§ Records to process:
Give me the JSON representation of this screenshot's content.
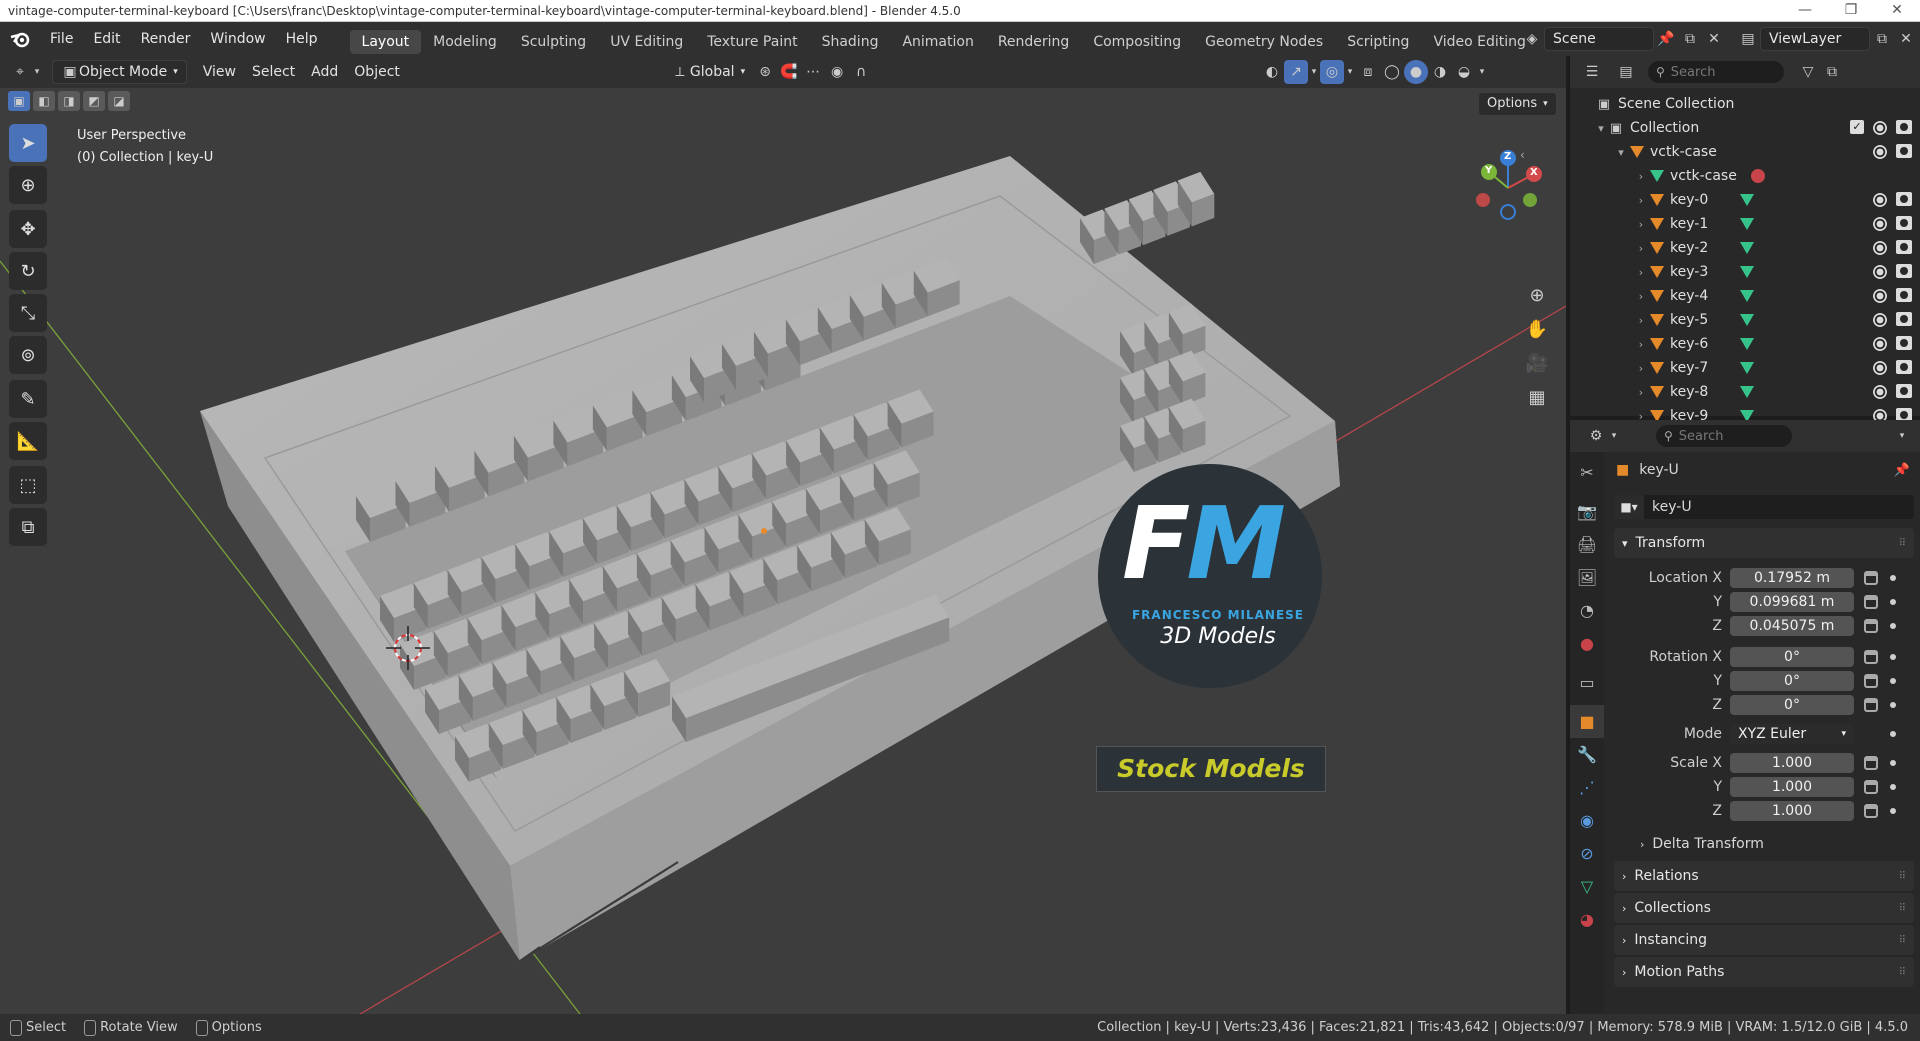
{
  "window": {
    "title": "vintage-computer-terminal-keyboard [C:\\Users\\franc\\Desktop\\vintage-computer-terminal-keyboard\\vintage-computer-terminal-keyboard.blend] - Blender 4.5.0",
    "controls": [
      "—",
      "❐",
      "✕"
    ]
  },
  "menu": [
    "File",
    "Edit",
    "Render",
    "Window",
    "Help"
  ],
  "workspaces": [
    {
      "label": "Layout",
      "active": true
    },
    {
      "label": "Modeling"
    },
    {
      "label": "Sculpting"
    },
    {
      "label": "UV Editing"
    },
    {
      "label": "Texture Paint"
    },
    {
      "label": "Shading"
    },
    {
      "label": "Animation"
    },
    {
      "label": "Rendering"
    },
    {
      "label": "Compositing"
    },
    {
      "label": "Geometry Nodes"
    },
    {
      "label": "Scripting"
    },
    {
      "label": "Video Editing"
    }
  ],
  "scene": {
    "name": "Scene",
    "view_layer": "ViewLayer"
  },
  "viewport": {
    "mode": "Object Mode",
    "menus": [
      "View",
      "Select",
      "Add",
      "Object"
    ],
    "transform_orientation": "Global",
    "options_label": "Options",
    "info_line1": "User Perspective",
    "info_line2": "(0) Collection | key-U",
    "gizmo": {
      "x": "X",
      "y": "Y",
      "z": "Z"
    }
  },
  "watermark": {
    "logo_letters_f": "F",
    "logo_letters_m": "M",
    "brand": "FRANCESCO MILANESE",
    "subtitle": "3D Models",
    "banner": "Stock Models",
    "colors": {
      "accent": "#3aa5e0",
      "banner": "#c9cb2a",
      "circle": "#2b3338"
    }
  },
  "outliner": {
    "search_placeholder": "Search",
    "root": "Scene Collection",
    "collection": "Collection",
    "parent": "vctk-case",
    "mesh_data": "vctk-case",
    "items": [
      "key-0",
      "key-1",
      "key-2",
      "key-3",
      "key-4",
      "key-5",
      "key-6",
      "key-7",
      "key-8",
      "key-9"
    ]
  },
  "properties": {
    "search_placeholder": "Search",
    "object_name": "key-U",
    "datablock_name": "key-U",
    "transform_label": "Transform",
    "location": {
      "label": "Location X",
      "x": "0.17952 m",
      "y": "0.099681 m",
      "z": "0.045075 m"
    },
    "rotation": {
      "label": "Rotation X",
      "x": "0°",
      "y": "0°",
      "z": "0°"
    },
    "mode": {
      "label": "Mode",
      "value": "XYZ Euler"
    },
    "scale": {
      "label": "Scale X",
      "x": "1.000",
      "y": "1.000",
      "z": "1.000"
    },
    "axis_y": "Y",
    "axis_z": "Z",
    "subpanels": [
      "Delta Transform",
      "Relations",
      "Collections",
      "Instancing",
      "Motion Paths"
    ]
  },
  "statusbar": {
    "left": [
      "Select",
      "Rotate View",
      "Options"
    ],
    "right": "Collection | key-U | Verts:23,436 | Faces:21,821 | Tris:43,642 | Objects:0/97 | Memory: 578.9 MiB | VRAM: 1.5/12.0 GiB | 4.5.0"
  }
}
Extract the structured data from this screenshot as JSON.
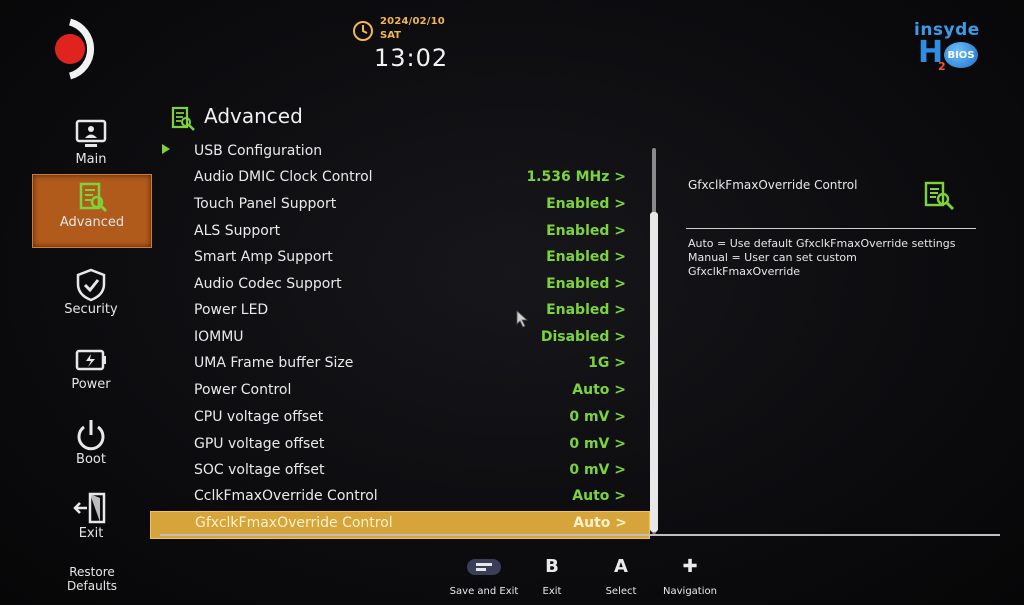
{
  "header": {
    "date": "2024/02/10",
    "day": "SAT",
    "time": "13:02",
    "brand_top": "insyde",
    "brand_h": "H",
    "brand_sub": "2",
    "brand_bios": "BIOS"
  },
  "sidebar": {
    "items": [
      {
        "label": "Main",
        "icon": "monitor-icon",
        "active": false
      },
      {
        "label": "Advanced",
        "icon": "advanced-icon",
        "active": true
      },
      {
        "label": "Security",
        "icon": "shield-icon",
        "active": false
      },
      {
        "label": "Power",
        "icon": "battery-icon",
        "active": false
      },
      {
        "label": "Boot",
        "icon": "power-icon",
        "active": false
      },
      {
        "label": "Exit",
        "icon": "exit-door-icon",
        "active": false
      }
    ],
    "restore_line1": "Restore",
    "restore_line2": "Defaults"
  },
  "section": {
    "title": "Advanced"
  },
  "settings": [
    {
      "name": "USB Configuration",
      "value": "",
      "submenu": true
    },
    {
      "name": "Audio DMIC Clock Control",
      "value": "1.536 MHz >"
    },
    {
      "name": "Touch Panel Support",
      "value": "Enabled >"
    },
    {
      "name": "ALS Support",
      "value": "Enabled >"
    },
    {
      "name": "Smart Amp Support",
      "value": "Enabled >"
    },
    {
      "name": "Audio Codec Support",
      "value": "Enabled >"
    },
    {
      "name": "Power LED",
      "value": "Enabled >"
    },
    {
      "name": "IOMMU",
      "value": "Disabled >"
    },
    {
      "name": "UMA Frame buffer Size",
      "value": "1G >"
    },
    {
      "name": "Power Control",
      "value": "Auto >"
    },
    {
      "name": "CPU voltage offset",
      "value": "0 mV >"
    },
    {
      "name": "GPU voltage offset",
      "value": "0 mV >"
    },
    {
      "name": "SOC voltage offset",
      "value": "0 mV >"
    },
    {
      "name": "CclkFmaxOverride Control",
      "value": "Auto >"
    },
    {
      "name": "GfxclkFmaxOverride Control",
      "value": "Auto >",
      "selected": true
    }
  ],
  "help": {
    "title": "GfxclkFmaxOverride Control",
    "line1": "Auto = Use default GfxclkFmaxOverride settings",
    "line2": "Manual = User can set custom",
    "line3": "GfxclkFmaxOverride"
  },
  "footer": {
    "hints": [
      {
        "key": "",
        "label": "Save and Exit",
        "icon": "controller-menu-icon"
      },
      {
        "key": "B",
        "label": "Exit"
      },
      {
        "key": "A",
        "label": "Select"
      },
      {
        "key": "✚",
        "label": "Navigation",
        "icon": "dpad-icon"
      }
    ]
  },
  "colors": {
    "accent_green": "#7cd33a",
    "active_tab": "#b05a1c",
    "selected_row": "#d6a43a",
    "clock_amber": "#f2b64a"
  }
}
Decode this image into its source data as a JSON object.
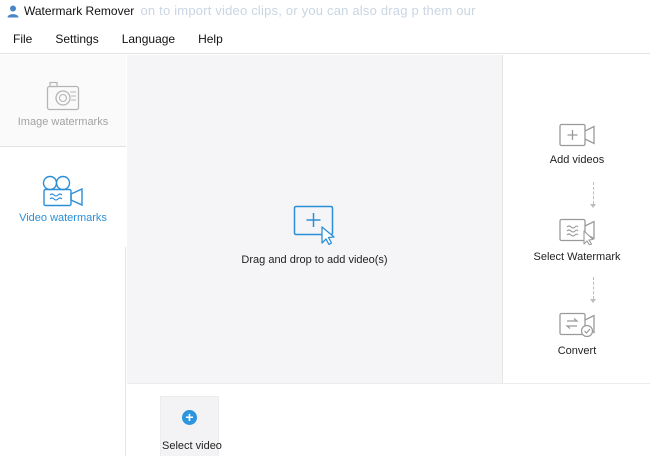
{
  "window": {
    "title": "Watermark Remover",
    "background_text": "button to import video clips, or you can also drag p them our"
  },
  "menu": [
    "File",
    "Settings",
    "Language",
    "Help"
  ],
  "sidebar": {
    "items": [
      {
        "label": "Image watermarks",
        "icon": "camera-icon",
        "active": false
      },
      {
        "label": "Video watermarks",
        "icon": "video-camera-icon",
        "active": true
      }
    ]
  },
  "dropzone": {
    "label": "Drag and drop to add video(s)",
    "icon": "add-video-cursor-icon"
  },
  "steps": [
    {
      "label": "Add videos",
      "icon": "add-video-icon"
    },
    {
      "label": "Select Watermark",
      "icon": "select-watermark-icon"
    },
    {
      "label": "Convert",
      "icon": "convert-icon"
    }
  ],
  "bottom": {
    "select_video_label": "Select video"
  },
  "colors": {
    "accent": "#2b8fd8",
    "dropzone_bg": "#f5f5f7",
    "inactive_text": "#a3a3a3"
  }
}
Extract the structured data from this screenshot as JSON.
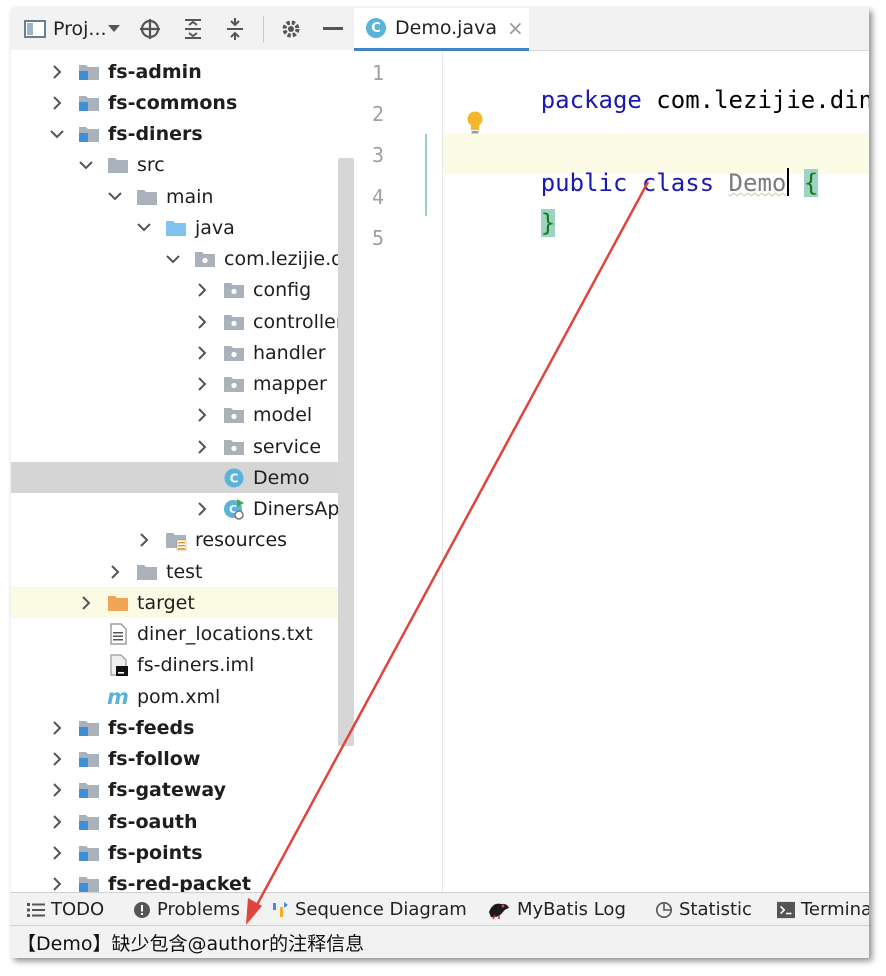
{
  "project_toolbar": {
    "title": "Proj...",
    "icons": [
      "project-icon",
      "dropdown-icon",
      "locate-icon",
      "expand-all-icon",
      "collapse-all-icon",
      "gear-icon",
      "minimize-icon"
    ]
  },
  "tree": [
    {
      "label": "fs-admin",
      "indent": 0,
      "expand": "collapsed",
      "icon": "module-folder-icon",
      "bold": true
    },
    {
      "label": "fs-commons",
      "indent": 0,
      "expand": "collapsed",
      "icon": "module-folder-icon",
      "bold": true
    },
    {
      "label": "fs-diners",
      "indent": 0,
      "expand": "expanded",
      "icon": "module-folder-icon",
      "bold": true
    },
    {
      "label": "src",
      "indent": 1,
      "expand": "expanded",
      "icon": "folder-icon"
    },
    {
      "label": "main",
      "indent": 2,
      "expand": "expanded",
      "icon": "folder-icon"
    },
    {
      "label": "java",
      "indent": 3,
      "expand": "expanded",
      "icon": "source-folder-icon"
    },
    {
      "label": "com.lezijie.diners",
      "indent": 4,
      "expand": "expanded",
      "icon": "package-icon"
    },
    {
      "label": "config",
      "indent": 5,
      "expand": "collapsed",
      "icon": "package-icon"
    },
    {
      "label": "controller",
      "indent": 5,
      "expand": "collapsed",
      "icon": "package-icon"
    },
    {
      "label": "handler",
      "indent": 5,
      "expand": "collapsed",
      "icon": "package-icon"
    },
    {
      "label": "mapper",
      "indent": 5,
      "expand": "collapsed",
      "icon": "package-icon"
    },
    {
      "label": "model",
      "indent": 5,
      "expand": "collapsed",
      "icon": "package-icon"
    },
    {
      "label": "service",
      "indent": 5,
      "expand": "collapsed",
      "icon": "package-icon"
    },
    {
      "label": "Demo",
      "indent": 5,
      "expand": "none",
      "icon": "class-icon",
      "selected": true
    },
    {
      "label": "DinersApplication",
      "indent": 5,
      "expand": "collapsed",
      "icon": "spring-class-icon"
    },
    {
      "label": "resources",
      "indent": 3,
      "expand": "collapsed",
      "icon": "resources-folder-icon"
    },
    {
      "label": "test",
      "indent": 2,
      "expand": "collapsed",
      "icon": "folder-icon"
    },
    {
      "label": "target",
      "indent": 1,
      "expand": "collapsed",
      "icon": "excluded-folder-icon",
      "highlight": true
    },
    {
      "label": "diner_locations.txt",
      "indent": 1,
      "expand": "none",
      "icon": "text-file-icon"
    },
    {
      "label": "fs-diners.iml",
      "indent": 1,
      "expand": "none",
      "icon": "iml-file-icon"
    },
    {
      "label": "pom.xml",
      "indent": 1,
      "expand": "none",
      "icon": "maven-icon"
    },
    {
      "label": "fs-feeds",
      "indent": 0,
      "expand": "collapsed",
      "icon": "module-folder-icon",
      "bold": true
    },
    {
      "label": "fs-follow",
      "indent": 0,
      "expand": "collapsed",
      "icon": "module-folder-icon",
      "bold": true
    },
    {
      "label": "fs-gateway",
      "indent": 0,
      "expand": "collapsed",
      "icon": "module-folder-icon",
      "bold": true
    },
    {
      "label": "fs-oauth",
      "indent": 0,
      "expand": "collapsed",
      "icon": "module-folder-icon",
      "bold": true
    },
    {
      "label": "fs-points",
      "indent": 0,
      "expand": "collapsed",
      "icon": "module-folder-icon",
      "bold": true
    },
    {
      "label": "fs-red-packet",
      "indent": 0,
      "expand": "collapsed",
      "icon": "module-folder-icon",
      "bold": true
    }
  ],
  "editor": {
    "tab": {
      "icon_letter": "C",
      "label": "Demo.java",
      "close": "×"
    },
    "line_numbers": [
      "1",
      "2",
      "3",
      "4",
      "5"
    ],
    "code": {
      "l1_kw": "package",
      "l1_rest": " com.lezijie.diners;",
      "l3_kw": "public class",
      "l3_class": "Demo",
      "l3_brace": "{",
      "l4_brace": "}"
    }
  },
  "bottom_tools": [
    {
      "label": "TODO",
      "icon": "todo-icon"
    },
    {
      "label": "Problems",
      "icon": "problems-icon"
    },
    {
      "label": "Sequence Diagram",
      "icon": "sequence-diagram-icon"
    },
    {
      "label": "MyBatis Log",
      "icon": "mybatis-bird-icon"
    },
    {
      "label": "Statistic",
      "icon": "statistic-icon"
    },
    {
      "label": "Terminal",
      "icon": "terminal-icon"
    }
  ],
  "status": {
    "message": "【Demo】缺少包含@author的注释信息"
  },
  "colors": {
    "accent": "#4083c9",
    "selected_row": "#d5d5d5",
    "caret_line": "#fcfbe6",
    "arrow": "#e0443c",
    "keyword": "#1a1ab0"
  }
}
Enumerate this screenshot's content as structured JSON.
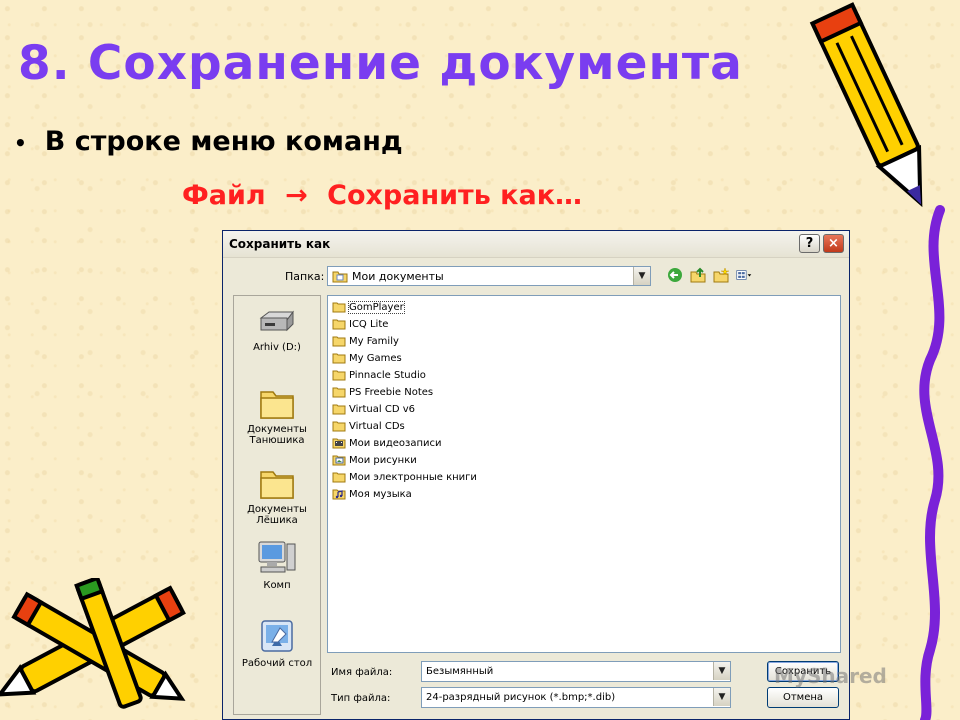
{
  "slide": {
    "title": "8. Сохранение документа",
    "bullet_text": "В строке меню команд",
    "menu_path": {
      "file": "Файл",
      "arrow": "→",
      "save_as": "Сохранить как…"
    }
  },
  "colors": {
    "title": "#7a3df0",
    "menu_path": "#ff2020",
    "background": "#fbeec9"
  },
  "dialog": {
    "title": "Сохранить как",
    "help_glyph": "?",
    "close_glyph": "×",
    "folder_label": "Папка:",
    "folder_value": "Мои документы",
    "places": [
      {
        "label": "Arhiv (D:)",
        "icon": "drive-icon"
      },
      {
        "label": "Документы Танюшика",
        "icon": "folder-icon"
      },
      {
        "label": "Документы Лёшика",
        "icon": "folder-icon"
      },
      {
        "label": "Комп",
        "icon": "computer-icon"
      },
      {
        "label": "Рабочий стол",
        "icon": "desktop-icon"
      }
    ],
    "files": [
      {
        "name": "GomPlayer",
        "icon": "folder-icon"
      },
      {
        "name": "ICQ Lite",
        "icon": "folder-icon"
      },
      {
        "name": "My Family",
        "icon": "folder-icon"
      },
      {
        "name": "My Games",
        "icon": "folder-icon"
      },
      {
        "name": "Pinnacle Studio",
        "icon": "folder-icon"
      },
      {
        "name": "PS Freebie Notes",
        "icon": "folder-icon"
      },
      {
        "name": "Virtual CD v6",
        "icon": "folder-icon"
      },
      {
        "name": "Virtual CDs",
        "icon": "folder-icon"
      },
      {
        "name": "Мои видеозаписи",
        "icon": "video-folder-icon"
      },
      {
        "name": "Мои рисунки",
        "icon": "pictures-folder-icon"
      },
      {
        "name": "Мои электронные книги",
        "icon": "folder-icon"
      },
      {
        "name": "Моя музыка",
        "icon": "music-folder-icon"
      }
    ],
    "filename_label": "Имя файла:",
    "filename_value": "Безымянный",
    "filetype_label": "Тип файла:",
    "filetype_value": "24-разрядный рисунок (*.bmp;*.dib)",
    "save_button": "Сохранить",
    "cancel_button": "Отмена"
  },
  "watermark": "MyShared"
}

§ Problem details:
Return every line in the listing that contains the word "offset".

§ Exercise solution:
      "name": "CPU voltage offset",
      "name": "GPU voltage offset",
      "name": "SOC voltage offset",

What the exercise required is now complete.